African elephants play a pivotal role in shaping their habitats, thinning out dense stands of shrubs and small trees and, when they dig for water in the dry season, creating water holes used by other species. In Kenya's Amboseli National Park, wild elephants and domestic cattle partner in an ecological dance, the cattle grazing in areas where elephants have cleared away trees, the elephants browsing on new shrubs that sprout in the wake of grazing cattle.

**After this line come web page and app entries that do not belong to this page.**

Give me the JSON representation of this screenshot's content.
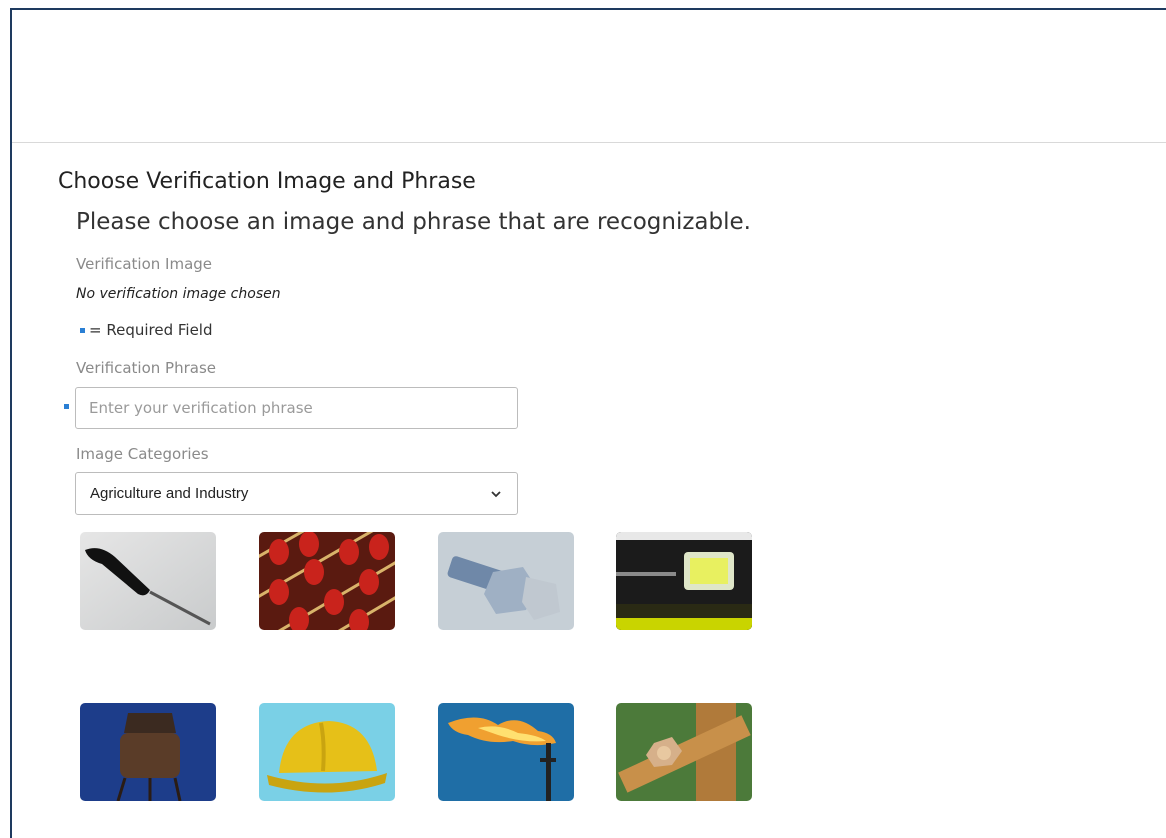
{
  "section_title": "Choose Verification Image and Phrase",
  "subtitle": "Please choose an image and phrase that are recognizable.",
  "verification_image": {
    "label": "Verification Image",
    "status": "No verification image chosen"
  },
  "required_note": "= Required Field",
  "verification_phrase": {
    "label": "Verification Phrase",
    "placeholder": "Enter your verification phrase",
    "value": ""
  },
  "image_categories": {
    "label": "Image Categories",
    "selected": "Agriculture and Industry"
  },
  "images": [
    {
      "name": "screwdriver"
    },
    {
      "name": "abacus"
    },
    {
      "name": "bolt-and-nut"
    },
    {
      "name": "spirit-level"
    },
    {
      "name": "water-tower"
    },
    {
      "name": "hard-hat"
    },
    {
      "name": "gas-flare"
    },
    {
      "name": "bolted-beam"
    }
  ],
  "colors": {
    "required_marker": "#2a7fd4",
    "frame_border": "#1e3a5f",
    "label_gray": "#8a8a8a"
  }
}
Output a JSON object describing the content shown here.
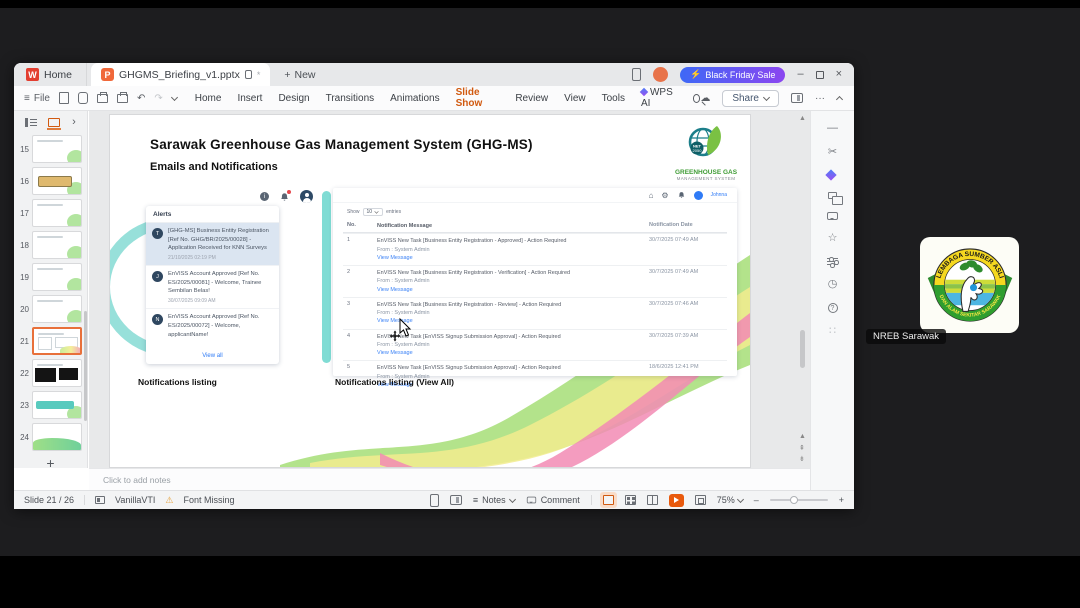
{
  "chrome": {
    "tabs": {
      "w_logo": "W",
      "home_label": "Home",
      "p_logo": "P",
      "doc_title": "GHGMS_Briefing_v1.pptx",
      "unsaved_mark": "*",
      "new_label": "New",
      "promo_label": "Black Friday Sale"
    },
    "menus": {
      "file_label": "File",
      "items": [
        "Home",
        "Insert",
        "Design",
        "Transitions",
        "Animations",
        "Slide Show",
        "Review",
        "View",
        "Tools",
        "WPS AI"
      ],
      "share_label": "Share"
    }
  },
  "sidebar": {
    "slides": [
      "15",
      "16",
      "17",
      "18",
      "19",
      "20",
      "21",
      "22",
      "23",
      "24"
    ],
    "add_label": "+"
  },
  "slide": {
    "title": "Sarawak Greenhouse Gas Management System (GHG-MS)",
    "subtitle": "Emails and Notifications",
    "brand": {
      "badge_line1": "NET",
      "badge_line2": "2050",
      "name_line1": "GREENHOUSE GAS",
      "name_line2": "MANAGEMENT SYSTEM"
    },
    "alerts": {
      "header": "Alerts",
      "view_all": "View all",
      "items": [
        {
          "initial": "T",
          "text": "[GHG-MS] Business Entity Registration [Ref No. GHG/BR/2025/00028] - Application Received for KNN Surveys",
          "time": "21/10/2025 02:19 PM"
        },
        {
          "initial": "J",
          "text": "EnVISS Account Approved [Ref No. ES/2025/00081] - Welcome, Trainee Sembilan Belas!",
          "time": "30/07/2025 09:09 AM"
        },
        {
          "initial": "N",
          "text": "EnVISS Account Approved [Ref No. ES/2025/00072] - Welcome, applicantName!",
          "time": ""
        }
      ]
    },
    "portal": {
      "user": "Johnna",
      "show_label": "Show",
      "page_size": "10",
      "entries_label": "entries",
      "col_no": "No.",
      "col_msg": "Notification Message",
      "col_date": "Notification Date",
      "from_label": "From : System Admin",
      "link_label": "View Message",
      "rows": [
        {
          "no": "1",
          "message": "EnVISS New Task [Business Entity Registration - Approved] - Action Required",
          "date": "30/7/2025 07:49 AM"
        },
        {
          "no": "2",
          "message": "EnVISS New Task [Business Entity Registration - Verification] - Action Required",
          "date": "30/7/2025 07:49 AM"
        },
        {
          "no": "3",
          "message": "EnVISS New Task [Business Entity Registration - Review] - Action Required",
          "date": "30/7/2025 07:46 AM"
        },
        {
          "no": "4",
          "message": "EnVISS New Task [EnVISS Signup Submission Approval] - Action Required",
          "date": "30/7/2025 07:39 AM"
        },
        {
          "no": "5",
          "message": "EnVISS New Task [EnVISS Signup Submission Approval] - Action Required",
          "date": "18/6/2025 12:41 PM"
        }
      ]
    },
    "captions": {
      "left": "Notifications listing",
      "right": "Notifications listing (View All)"
    }
  },
  "notes": {
    "placeholder": "Click to add notes"
  },
  "statusbar": {
    "page_indicator": "Slide 21 / 26",
    "theme_name": "VanillaVTI",
    "font_missing": "Font Missing",
    "notes_label": "Notes",
    "comment_label": "Comment",
    "zoom_value": "75%"
  },
  "participant": {
    "name": "NREB Sarawak",
    "logo_arc_top": "LEMBAGA SUMBER ASLI",
    "logo_arc_bottom": "DAN ALAM SEKITAR SARAWAK"
  },
  "colors": {
    "accent_orange": "#d1590f",
    "promo_from": "#3e68f6",
    "promo_to": "#8b46f0",
    "link_blue": "#2f7bf6",
    "teal": "#5fd0c6"
  }
}
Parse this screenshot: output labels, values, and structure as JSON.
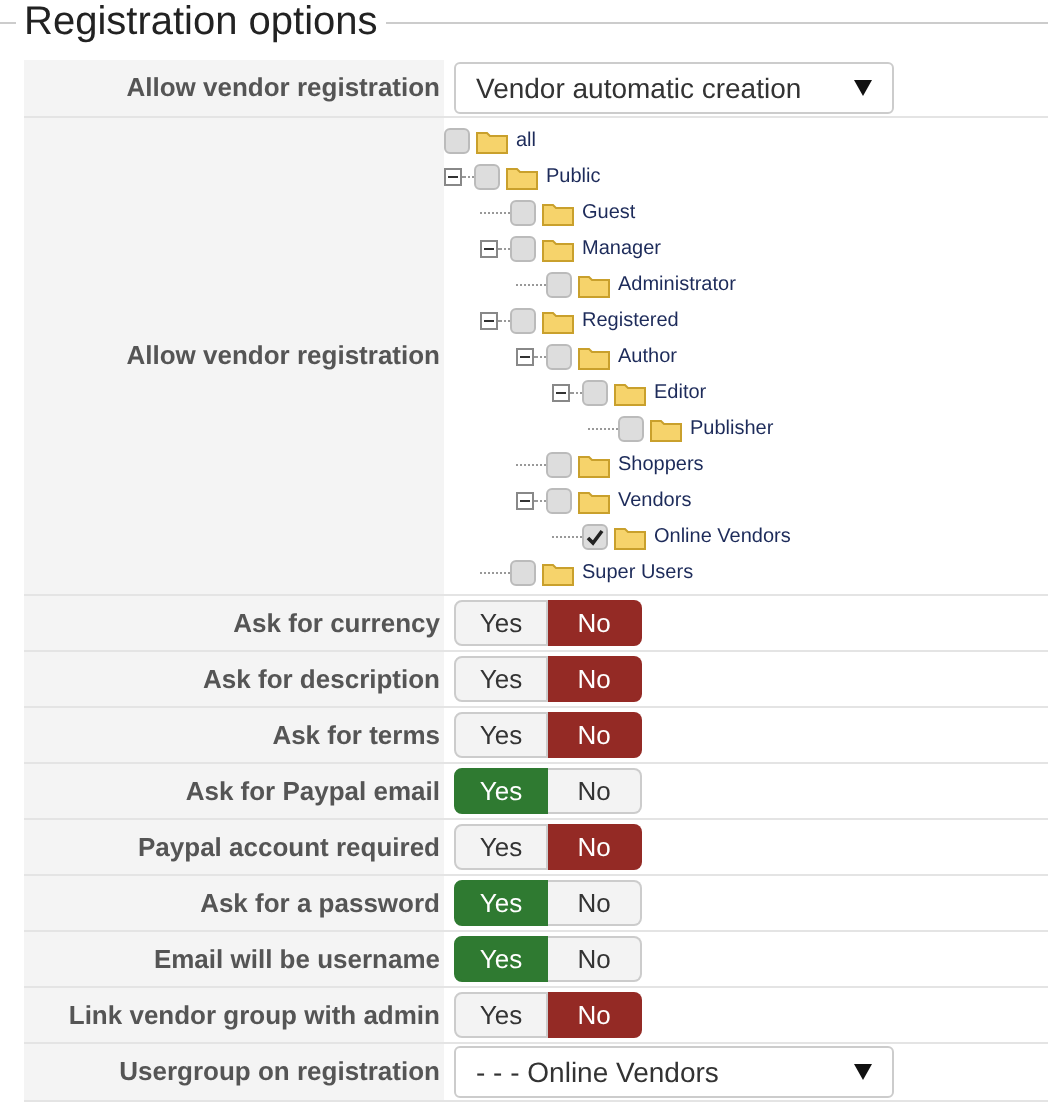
{
  "title": "Registration options",
  "rows": [
    {
      "kind": "select",
      "label": "Allow vendor registration",
      "value": "Vendor automatic creation"
    },
    {
      "kind": "tree",
      "label": "Allow vendor registration",
      "tree": [
        {
          "label": "all",
          "checked": false
        },
        {
          "label": "Public",
          "checked": false,
          "expanded": true,
          "children": [
            {
              "label": "Guest",
              "checked": false
            },
            {
              "label": "Manager",
              "checked": false,
              "expanded": true,
              "children": [
                {
                  "label": "Administrator",
                  "checked": false
                }
              ]
            },
            {
              "label": "Registered",
              "checked": false,
              "expanded": true,
              "children": [
                {
                  "label": "Author",
                  "checked": false,
                  "expanded": true,
                  "children": [
                    {
                      "label": "Editor",
                      "checked": false,
                      "expanded": true,
                      "children": [
                        {
                          "label": "Publisher",
                          "checked": false
                        }
                      ]
                    }
                  ]
                },
                {
                  "label": "Shoppers",
                  "checked": false
                },
                {
                  "label": "Vendors",
                  "checked": false,
                  "expanded": true,
                  "children": [
                    {
                      "label": "Online Vendors",
                      "checked": true
                    }
                  ]
                }
              ]
            },
            {
              "label": "Super Users",
              "checked": false
            }
          ]
        }
      ]
    },
    {
      "kind": "toggle",
      "label": "Ask for currency",
      "options": [
        {
          "label": "Yes",
          "selected": false
        },
        {
          "label": "No",
          "selected": true
        }
      ]
    },
    {
      "kind": "toggle",
      "label": "Ask for description",
      "options": [
        {
          "label": "Yes",
          "selected": false
        },
        {
          "label": "No",
          "selected": true
        }
      ]
    },
    {
      "kind": "toggle",
      "label": "Ask for terms",
      "options": [
        {
          "label": "Yes",
          "selected": false
        },
        {
          "label": "No",
          "selected": true
        }
      ]
    },
    {
      "kind": "toggle",
      "label": "Ask for Paypal email",
      "options": [
        {
          "label": "Yes",
          "selected": true
        },
        {
          "label": "No",
          "selected": false
        }
      ]
    },
    {
      "kind": "toggle",
      "label": "Paypal account required",
      "options": [
        {
          "label": "Yes",
          "selected": false
        },
        {
          "label": "No",
          "selected": true
        }
      ]
    },
    {
      "kind": "toggle",
      "label": "Ask for a password",
      "options": [
        {
          "label": "Yes",
          "selected": true
        },
        {
          "label": "No",
          "selected": false
        }
      ]
    },
    {
      "kind": "toggle",
      "label": "Email will be username",
      "options": [
        {
          "label": "Yes",
          "selected": true
        },
        {
          "label": "No",
          "selected": false
        }
      ]
    },
    {
      "kind": "toggle",
      "label": "Link vendor group with admin",
      "options": [
        {
          "label": "Yes",
          "selected": false
        },
        {
          "label": "No",
          "selected": true
        }
      ]
    },
    {
      "kind": "select",
      "label": "Usergroup on registration",
      "value": "- - - Online Vendors"
    }
  ]
}
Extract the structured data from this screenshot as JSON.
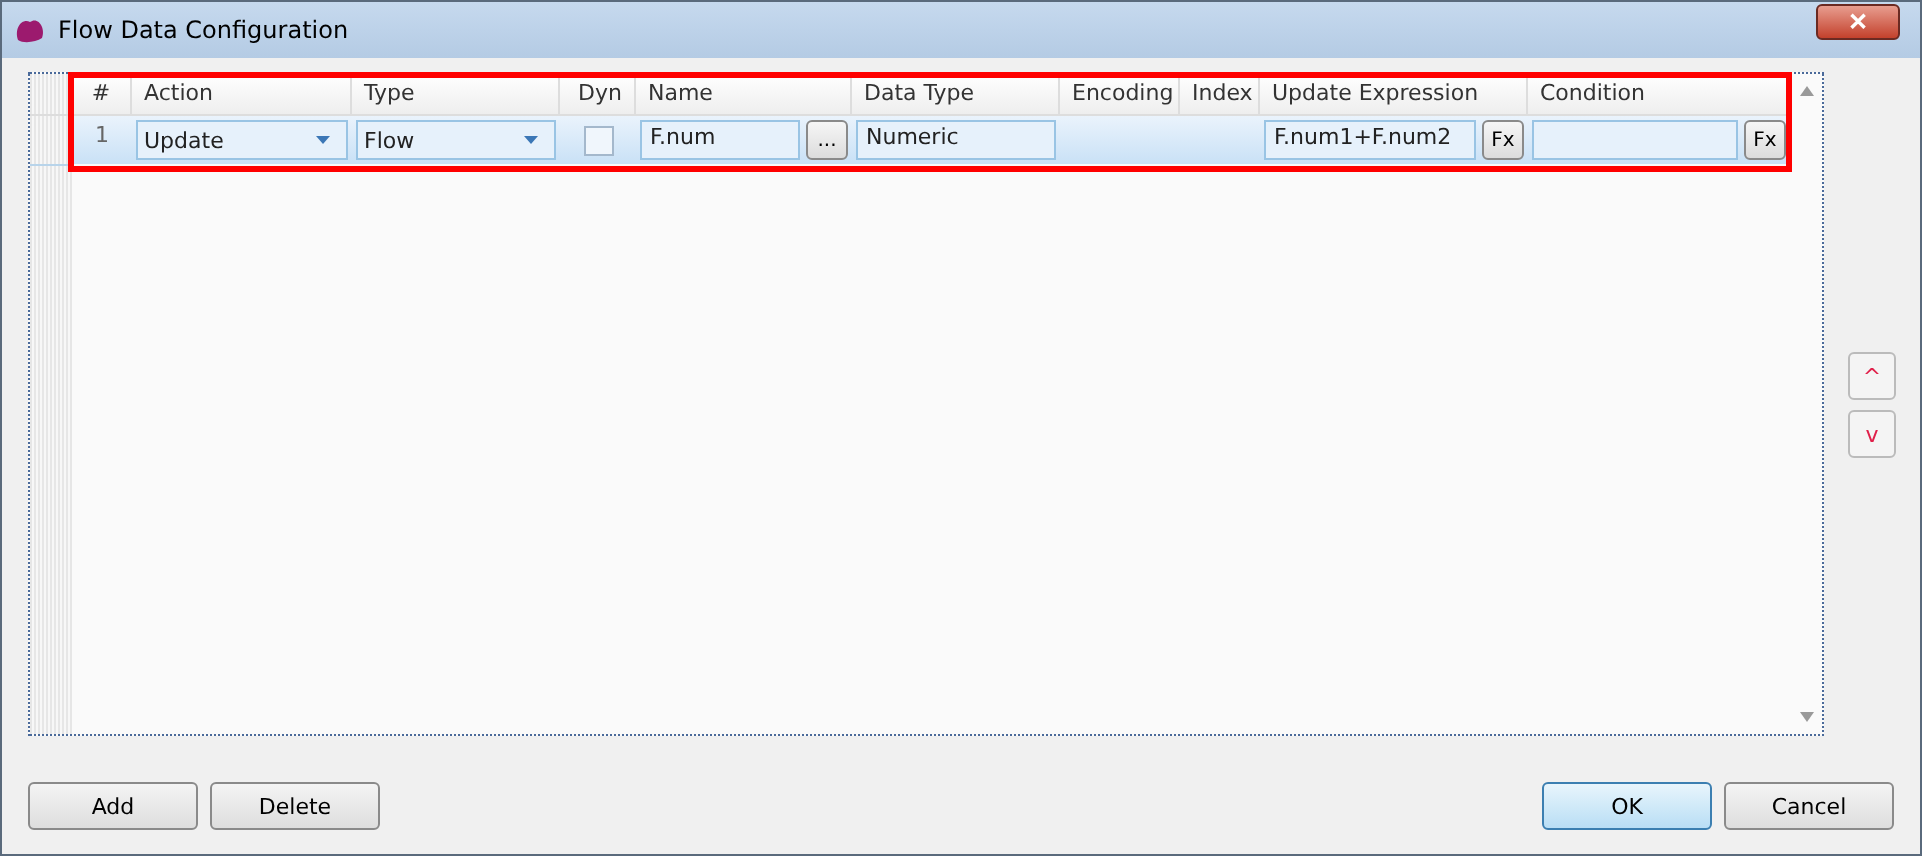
{
  "window": {
    "title": "Flow Data Configuration",
    "close": "✕"
  },
  "table": {
    "highlighted": true,
    "columns": [
      "#",
      "Action",
      "Type",
      "Dyn",
      "Name",
      "Data Type",
      "Encoding",
      "Index",
      "Update Expression",
      "Condition"
    ],
    "rows": [
      {
        "selected": true,
        "cells": [
          {
            "kind": "number",
            "text": "1"
          },
          {
            "kind": "dropdown",
            "value": "Update"
          },
          {
            "kind": "dropdown",
            "value": "Flow"
          },
          {
            "kind": "checkbox",
            "checked": false
          },
          {
            "kind": "field-button",
            "value": "F.num",
            "button": "..."
          },
          {
            "kind": "field",
            "value": "Numeric"
          },
          {
            "kind": "empty"
          },
          {
            "kind": "empty"
          },
          {
            "kind": "field-button",
            "value": "F.num1+F.num2",
            "button": "Fx"
          },
          {
            "kind": "field-button",
            "button": "Fx"
          }
        ]
      }
    ]
  },
  "side_buttons": [
    "^",
    "v"
  ],
  "left_buttons": [
    {
      "label": "Add",
      "default": false
    },
    {
      "label": "Delete",
      "default": false
    }
  ],
  "right_buttons": [
    {
      "label": "OK",
      "default": true
    },
    {
      "label": "Cancel",
      "default": false
    }
  ]
}
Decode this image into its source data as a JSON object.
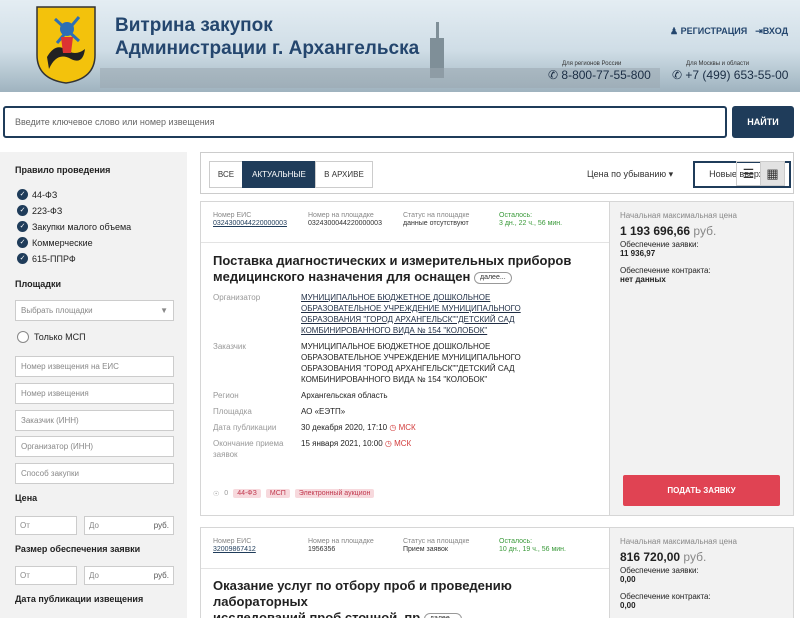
{
  "header": {
    "title_line1": "Витрина закупок",
    "title_line2": "Администрации г. Архангельска",
    "register": "РЕГИСТРАЦИЯ",
    "login": "ВХОД",
    "phone_regions_caption": "Для регионов России",
    "phone_regions": "8-800-77-55-800",
    "phone_moscow_caption": "Для Москвы и области",
    "phone_moscow": "+7 (499) 653-55-00"
  },
  "search": {
    "placeholder": "Введите ключевое слово или номер извещения",
    "button": "НАЙТИ"
  },
  "sidebar": {
    "rule_heading": "Правило проведения",
    "laws": [
      "44-ФЗ",
      "223-ФЗ",
      "Закупки малого объема",
      "Коммерческие",
      "615-ППРФ"
    ],
    "platforms_heading": "Площадки",
    "platforms_placeholder": "Выбрать площадки",
    "only_msp": "Только МСП",
    "fields": [
      "Номер извещения на ЕИС",
      "Номер извещения",
      "Заказчик (ИНН)",
      "Организатор (ИНН)",
      "Способ закупки"
    ],
    "price_heading": "Цена",
    "from": "От",
    "to": "До",
    "currency": "руб.",
    "deposit_heading": "Размер обеспечения заявки",
    "date_heading": "Дата публикации извещения"
  },
  "toolbar": {
    "tab_all": "ВСЕ",
    "tab_current": "АКТУАЛЬНЫЕ",
    "tab_archive": "В АРХИВЕ",
    "sort_price": "Цена по убыванию ▾",
    "sort_new": "Новые вверху ▾",
    "active_tab": "АКТУАЛЬНЫЕ"
  },
  "labels": {
    "eis_number": "Номер ЕИС",
    "platform_number": "Номер на площадке",
    "platform_status": "Статус на площадке",
    "remaining": "Осталось:",
    "organizer": "Организатор",
    "customer": "Заказчик",
    "region": "Регион",
    "platform": "Площадка",
    "pub_date": "Дата публикации",
    "end_date_1": "Окончание приема",
    "end_date_2": "заявок",
    "nmc": "Начальная максимальная цена",
    "bid_security": "Обеспечение заявки:",
    "contract_security": "Обеспечение контракта:",
    "more": "далее...",
    "apply": "ПОДАТЬ ЗАЯВКУ",
    "msk": "МСК",
    "currency": "руб."
  },
  "cards": [
    {
      "eis": "0324300044220000003",
      "platform_no": "0324300044220000003",
      "status": "данные отсутствуют",
      "remaining": "3 дн., 22 ч., 56 мин.",
      "title_1": "Поставка диагностических и измерительных приборов",
      "title_2": "медицинского назначения для оснащен",
      "organizer_1": "МУНИЦИПАЛЬНОЕ БЮДЖЕТНОЕ ДОШКОЛЬНОЕ",
      "organizer_2": "ОБРАЗОВАТЕЛЬНОЕ УЧРЕЖДЕНИЕ МУНИЦИПАЛЬНОГО",
      "organizer_3": "ОБРАЗОВАНИЯ \"ГОРОД АРХАНГЕЛЬСК\"\"ДЕТСКИЙ САД",
      "organizer_4": "КОМБИНИРОВАННОГО ВИДА № 154 \"КОЛОБОК\"",
      "customer_1": "МУНИЦИПАЛЬНОЕ БЮДЖЕТНОЕ ДОШКОЛЬНОЕ",
      "customer_2": "ОБРАЗОВАТЕЛЬНОЕ УЧРЕЖДЕНИЕ МУНИЦИПАЛЬНОГО",
      "customer_3": "ОБРАЗОВАНИЯ \"ГОРОД АРХАНГЕЛЬСК\"\"ДЕТСКИЙ САД",
      "customer_4": "КОМБИНИРОВАННОГО ВИДА № 154 \"КОЛОБОК\"",
      "region": "Архангельская область",
      "platform": "АО «ЕЭТП»",
      "pub_date": "30 декабря 2020, 17:10",
      "end_date": "15 января 2021, 10:00",
      "views": "0",
      "tags": [
        "44-ФЗ",
        "МСП",
        "Электронный аукцион"
      ],
      "price": "1 193 696,66",
      "bid_security": "11 936,97",
      "contract_security": "нет данных"
    },
    {
      "eis": "32009867412",
      "platform_no": "1956356",
      "status": "Прием заявок",
      "remaining": "10 дн., 19 ч., 56 мин.",
      "title_1": "Оказание услуг по отбору проб и проведению лабораторных",
      "title_2": "исследований проб сточной, пр",
      "price": "816 720,00",
      "bid_security": "0,00",
      "contract_security": "0,00"
    }
  ],
  "colors": {
    "accent": "#1f3c5a",
    "danger": "#e04353",
    "tag_bg": "#f7d9dd",
    "green": "#3a9a3a"
  }
}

Martin would like to recreate a Pleistocene ecology that he believes depended on the mammoth and the mastodon. He argues that elephants in North America once formed, and could form again, the same sort of partnership with bison that Amboseli's elephants have with cattle. Seven species of American elephant were lost at the end of the Pleistocene; tuskers once ruled the Western Hemisphere, from the woolly mammoths of the Arctic to the gomphotheres of South America. Plants that coevolved with the giant herbivores, and relied on them to disperse their seeds, still grow from Brazil to New York City, mute witness to their importance in Pleistocene ecosystems. The nutritious fruits of the mesquite and the honey locust are attractive to a hungry elephant, and enclose hard-cased seeds designed to travel intact through a herbivore's gut.
"We tend to think that what Lewis and Clark found in the American West was exactly what nature intended, and that we shouldn't fool with it," says Martin. "But 200 years ago our wild areas were already impoverished, stripped of all the biggest species." In deciding what is and is not natural, Martin would say, we need to overcome the hubris of the present.
The Nature article widens his original argument for the return of the elephant, suggesting that other endangered Old World species, like the African cheetah and the Asian ass, could fill empty niches left by extinct American cheetahs and horses. Expanding the range of these animals into North America, the article says, could be the best hope of preserving healthy populations: The whole wildly unconventional plan would be a great boost for global biodiversity.
The rewilding proposal appalls many conservationists involved in the uphill struggle to restore dwindling native species in the West. The Great Plains today are empty of free-ranging bison, for instance, and black-tailed prairie dogs survive in only 5 percent of their historic range. These, like the African elephants in Kenya, are both keystone species, animals that help create habitat needed by many other types of wildlife. "It would be the height of folly," says Steve Forrest of the Northern Great Plains office of the World Wildlife Fund, "to suggest that we introduce non-native animals when we haven't even established healthy numbers of our own keystone species."